* **WHAT IS EXPECTED**:
Copy out the listing below so that each line matches exactly.
+ + + + +
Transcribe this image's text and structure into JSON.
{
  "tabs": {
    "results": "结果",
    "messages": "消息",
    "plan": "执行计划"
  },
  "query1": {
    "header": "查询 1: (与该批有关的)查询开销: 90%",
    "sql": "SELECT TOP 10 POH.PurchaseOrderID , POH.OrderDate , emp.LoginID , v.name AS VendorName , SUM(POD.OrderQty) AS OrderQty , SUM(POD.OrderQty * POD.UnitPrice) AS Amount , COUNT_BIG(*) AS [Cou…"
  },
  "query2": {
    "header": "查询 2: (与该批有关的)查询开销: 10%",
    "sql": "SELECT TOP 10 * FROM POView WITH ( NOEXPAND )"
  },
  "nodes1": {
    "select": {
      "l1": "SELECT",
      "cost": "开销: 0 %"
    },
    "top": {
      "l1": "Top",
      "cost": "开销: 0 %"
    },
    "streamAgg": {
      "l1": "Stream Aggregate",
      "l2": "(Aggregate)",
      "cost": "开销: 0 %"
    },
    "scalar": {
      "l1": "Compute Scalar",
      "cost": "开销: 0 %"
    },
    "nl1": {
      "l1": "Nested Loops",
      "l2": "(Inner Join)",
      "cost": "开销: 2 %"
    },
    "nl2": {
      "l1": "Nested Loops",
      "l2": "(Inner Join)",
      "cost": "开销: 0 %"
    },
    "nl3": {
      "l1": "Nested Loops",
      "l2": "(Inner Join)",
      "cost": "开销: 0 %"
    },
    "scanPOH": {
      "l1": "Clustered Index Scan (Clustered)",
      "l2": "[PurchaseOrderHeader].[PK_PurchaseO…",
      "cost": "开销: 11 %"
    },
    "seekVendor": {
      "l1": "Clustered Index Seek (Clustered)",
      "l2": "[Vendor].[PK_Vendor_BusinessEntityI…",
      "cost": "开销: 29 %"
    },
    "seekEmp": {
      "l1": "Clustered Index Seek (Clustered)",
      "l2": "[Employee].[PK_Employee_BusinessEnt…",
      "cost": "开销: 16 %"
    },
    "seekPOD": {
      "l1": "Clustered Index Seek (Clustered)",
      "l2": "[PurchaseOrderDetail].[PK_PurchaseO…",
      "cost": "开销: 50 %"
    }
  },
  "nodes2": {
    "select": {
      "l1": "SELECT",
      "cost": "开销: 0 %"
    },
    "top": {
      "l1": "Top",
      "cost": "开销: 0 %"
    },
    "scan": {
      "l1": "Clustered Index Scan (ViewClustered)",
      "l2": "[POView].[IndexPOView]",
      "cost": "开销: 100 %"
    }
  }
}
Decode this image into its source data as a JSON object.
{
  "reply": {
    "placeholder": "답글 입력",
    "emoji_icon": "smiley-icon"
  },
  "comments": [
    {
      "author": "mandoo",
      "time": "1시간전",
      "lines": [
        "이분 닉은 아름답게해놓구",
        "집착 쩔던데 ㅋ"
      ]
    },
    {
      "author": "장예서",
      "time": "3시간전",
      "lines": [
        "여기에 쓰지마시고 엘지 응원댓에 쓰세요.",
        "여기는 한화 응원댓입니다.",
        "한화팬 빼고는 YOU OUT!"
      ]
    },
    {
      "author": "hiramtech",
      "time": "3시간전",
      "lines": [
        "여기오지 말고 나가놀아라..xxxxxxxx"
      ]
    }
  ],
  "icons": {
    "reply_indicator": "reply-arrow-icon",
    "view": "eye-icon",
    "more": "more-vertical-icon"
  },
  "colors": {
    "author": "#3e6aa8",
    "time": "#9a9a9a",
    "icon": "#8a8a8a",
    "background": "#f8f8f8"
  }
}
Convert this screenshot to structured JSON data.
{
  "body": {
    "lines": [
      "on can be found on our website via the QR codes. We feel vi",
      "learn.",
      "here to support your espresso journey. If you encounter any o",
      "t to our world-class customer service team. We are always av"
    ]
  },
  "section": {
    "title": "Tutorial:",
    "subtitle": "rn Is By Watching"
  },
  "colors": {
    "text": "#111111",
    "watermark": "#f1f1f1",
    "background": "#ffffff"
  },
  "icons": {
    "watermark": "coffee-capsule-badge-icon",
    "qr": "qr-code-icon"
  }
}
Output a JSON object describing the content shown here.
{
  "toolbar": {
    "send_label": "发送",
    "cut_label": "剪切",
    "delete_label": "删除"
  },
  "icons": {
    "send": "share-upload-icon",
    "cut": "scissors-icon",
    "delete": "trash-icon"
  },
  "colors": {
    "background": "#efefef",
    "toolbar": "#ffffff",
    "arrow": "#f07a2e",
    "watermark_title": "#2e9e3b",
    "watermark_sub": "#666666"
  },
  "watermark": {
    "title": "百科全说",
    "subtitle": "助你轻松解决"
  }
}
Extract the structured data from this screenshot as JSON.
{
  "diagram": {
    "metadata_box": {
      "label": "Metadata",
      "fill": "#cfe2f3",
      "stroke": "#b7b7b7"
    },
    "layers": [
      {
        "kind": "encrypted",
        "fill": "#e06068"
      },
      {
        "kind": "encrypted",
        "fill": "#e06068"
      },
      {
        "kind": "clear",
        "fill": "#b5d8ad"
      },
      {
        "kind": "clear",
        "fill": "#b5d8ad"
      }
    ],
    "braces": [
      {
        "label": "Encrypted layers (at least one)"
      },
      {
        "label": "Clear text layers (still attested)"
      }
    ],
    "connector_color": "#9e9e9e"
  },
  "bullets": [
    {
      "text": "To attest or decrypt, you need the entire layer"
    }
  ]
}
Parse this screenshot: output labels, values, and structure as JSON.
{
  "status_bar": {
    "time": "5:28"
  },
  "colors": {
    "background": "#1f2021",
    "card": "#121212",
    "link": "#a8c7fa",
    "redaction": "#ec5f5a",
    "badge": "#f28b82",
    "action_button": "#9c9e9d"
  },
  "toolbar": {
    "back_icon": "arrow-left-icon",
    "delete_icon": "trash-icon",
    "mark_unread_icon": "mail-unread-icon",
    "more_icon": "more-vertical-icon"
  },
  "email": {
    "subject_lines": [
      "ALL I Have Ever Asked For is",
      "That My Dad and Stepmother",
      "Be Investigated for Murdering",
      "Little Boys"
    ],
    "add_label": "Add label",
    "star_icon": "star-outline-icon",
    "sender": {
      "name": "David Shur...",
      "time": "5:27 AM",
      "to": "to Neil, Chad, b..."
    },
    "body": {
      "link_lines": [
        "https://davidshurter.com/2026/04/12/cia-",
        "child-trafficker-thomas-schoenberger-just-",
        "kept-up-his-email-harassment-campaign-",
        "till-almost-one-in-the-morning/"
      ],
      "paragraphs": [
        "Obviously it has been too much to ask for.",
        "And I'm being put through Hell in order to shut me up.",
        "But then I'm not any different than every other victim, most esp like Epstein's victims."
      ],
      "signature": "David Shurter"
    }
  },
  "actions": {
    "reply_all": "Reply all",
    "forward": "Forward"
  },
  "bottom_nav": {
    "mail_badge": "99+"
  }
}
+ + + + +
* **ANSWER SECTION**:
Transcribe this image's text and structure into JSON.
{
  "tabs": {
    "results": "结果",
    "messages": "消息",
    "plan": "执行计划"
  },
  "query1": {
    "header": "查询 1: (与该批有关的)查询开销: 90%",
    "sql": "SELECT TOP 10 POH.PurchaseOrderID , POH.OrderDate , emp.LoginID , v.name AS VendorName , SUM(POD.OrderQty) AS OrderQty , SUM(POD.OrderQty * POD.UnitPrice) AS Amount , COUNT_BIG(*) AS [Cou…"
  },
  "query2": {
    "header": "查询 2: (与该批有关的)查询开销: 10%",
    "sql": "SELECT TOP 10 * FROM POView WITH ( NOEXPAND )"
  },
  "nodes1": {
    "select": {
      "l1": "SELECT",
      "cost": "开销: 0 %"
    },
    "top": {
      "l1": "Top",
      "cost": "开销: 0 %"
    },
    "streamAgg": {
      "l1": "Stream Aggregate",
      "l2": "(Aggregate)",
      "cost": "开销: 0 %"
    },
    "scalar": {
      "l1": "Compute Scalar",
      "cost": "开销: 0 %"
    },
    "nl1": {
      "l1": "Nested Loops",
      "l2": "(Inner Join)",
      "cost": "开销: 2 %"
    },
    "nl2": {
      "l1": "Nested Loops",
      "l2": "(Inner Join)",
      "cost": "开销: 0 %"
    },
    "nl3": {
      "l1": "Nested Loops",
      "l2": "(Inner Join)",
      "cost": "开销: 0 %"
    },
    "scanPOH": {
      "l1": "Clustered Index Scan (Clustered)",
      "l2": "[PurchaseOrderHeader].[PK_PurchaseO…",
      "cost": "开销: 11 %"
    },
    "seekVendor": {
      "l1": "Clustered Index Seek (Clustered)",
      "l2": "[Vendor].[PK_Vendor_BusinessEntityI…",
      "cost": "开销: 29 %"
    },
    "seekEmp": {
      "l1": "Clustered Index Seek (Clustered)",
      "l2": "[Employee].[PK_Employee_BusinessEnt…",
      "cost": "开销: 16 %"
    },
    "seekPOD": {
      "l1": "Clustered Index Seek (Clustered)",
      "l2": "[PurchaseOrderDetail].[PK_PurchaseO…",
      "cost": "开销: 50 %"
    }
  },
  "nodes2": {
    "select": {
      "l1": "SELECT",
      "cost": "开销: 0 %"
    },
    "top": {
      "l1": "Top",
      "cost": "开销: 0 %"
    },
    "scan": {
      "l1": "Clustered Index Scan (ViewClustered)",
      "l2": "[POView].[IndexPOView]",
      "cost": "开销: 100 %"
    }
  }
}
Decode this image into its source data as a JSON object.
{
  "reply": {
    "placeholder": "답글 입력",
    "emoji_icon": "smiley-icon"
  },
  "comments": [
    {
      "author": "mandoo",
      "time": "1시간전",
      "lines": [
        "이분 닉은 아름답게해놓구",
        "집착 쩔던데 ㅋ"
      ]
    },
    {
      "author": "장예서",
      "time": "3시간전",
      "lines": [
        "여기에 쓰지마시고 엘지 응원댓에 쓰세요.",
        "여기는 한화 응원댓입니다.",
        "한화팬 빼고는 YOU OUT!"
      ]
    },
    {
      "author": "hiramtech",
      "time": "3시간전",
      "lines": [
        "여기오지 말고 나가놀아라..xxxxxxxx"
      ]
    }
  ],
  "icons": {
    "reply_indicator": "reply-arrow-icon",
    "view": "eye-icon",
    "more": "more-vertical-icon"
  },
  "colors": {
    "author": "#3e6aa8",
    "time": "#9a9a9a",
    "icon": "#8a8a8a",
    "background": "#f8f8f8"
  }
}
Convert this screenshot to structured JSON data.
{
  "body": {
    "lines": [
      "on can be found on our website via the QR codes. We feel vi",
      "learn.",
      "here to support your espresso journey. If you encounter any o",
      "t to our world-class customer service team. We are always av"
    ]
  },
  "section": {
    "title": "Tutorial:",
    "subtitle": "rn Is By Watching"
  },
  "colors": {
    "text": "#111111",
    "watermark": "#f1f1f1",
    "background": "#ffffff"
  },
  "icons": {
    "watermark": "coffee-capsule-badge-icon",
    "qr": "qr-code-icon"
  }
}
Output a JSON object describing the content shown here.
{
  "toolbar": {
    "send_label": "发送",
    "cut_label": "剪切",
    "delete_label": "删除"
  },
  "icons": {
    "send": "share-upload-icon",
    "cut": "scissors-icon",
    "delete": "trash-icon"
  },
  "colors": {
    "background": "#efefef",
    "toolbar": "#ffffff",
    "arrow": "#f07a2e",
    "watermark_title": "#2e9e3b",
    "watermark_sub": "#666666"
  },
  "watermark": {
    "title": "百科全说",
    "subtitle": "助你轻松解决"
  }
}
Extract the structured data from this screenshot as JSON.
{
  "diagram": {
    "metadata_box": {
      "label": "Metadata",
      "fill": "#cfe2f3",
      "stroke": "#b7b7b7"
    },
    "layers": [
      {
        "kind": "encrypted",
        "fill": "#e06068"
      },
      {
        "kind": "encrypted",
        "fill": "#e06068"
      },
      {
        "kind": "clear",
        "fill": "#b5d8ad"
      },
      {
        "kind": "clear",
        "fill": "#b5d8ad"
      }
    ],
    "braces": [
      {
        "label": "Encrypted layers (at least one)"
      },
      {
        "label": "Clear text layers (still attested)"
      }
    ],
    "connector_color": "#9e9e9e"
  },
  "bullets": [
    {
      "text": "To attest or decrypt, you need the entire layer"
    }
  ]
}
Parse this screenshot: output labels, values, and structure as JSON.
{
  "status_bar": {
    "time": "5:28"
  },
  "colors": {
    "background": "#1f2021",
    "card": "#121212",
    "link": "#a8c7fa",
    "redaction": "#ec5f5a",
    "badge": "#f28b82",
    "action_button": "#9c9e9d"
  },
  "toolbar": {
    "back_icon": "arrow-left-icon",
    "delete_icon": "trash-icon",
    "mark_unread_icon": "mail-unread-icon",
    "more_icon": "more-vertical-icon"
  },
  "email": {
    "subject_lines": [
      "ALL I Have Ever Asked For is",
      "That My Dad and Stepmother",
      "Be Investigated for Murdering",
      "Little Boys"
    ],
    "add_label": "Add label",
    "star_icon": "star-outline-icon",
    "sender": {
      "name": "David Shur...",
      "time": "5:27 AM",
      "to": "to Neil, Chad, b..."
    },
    "body": {
      "link_lines": [
        "https://davidshurter.com/2026/04/12/cia-",
        "child-trafficker-thomas-schoenberger-just-",
        "kept-up-his-email-harassment-campaign-",
        "till-almost-one-in-the-morning/"
      ],
      "paragraphs": [
        "Obviously it has been too much to ask for.",
        "And I'm being put through Hell in order to shut me up.",
        "But then I'm not any different than every other victim, most esp like Epstein's victims."
      ],
      "signature": "David Shurter"
    }
  },
  "actions": {
    "reply_all": "Reply all",
    "forward": "Forward"
  },
  "bottom_nav": {
    "mail_badge": "99+"
  }
}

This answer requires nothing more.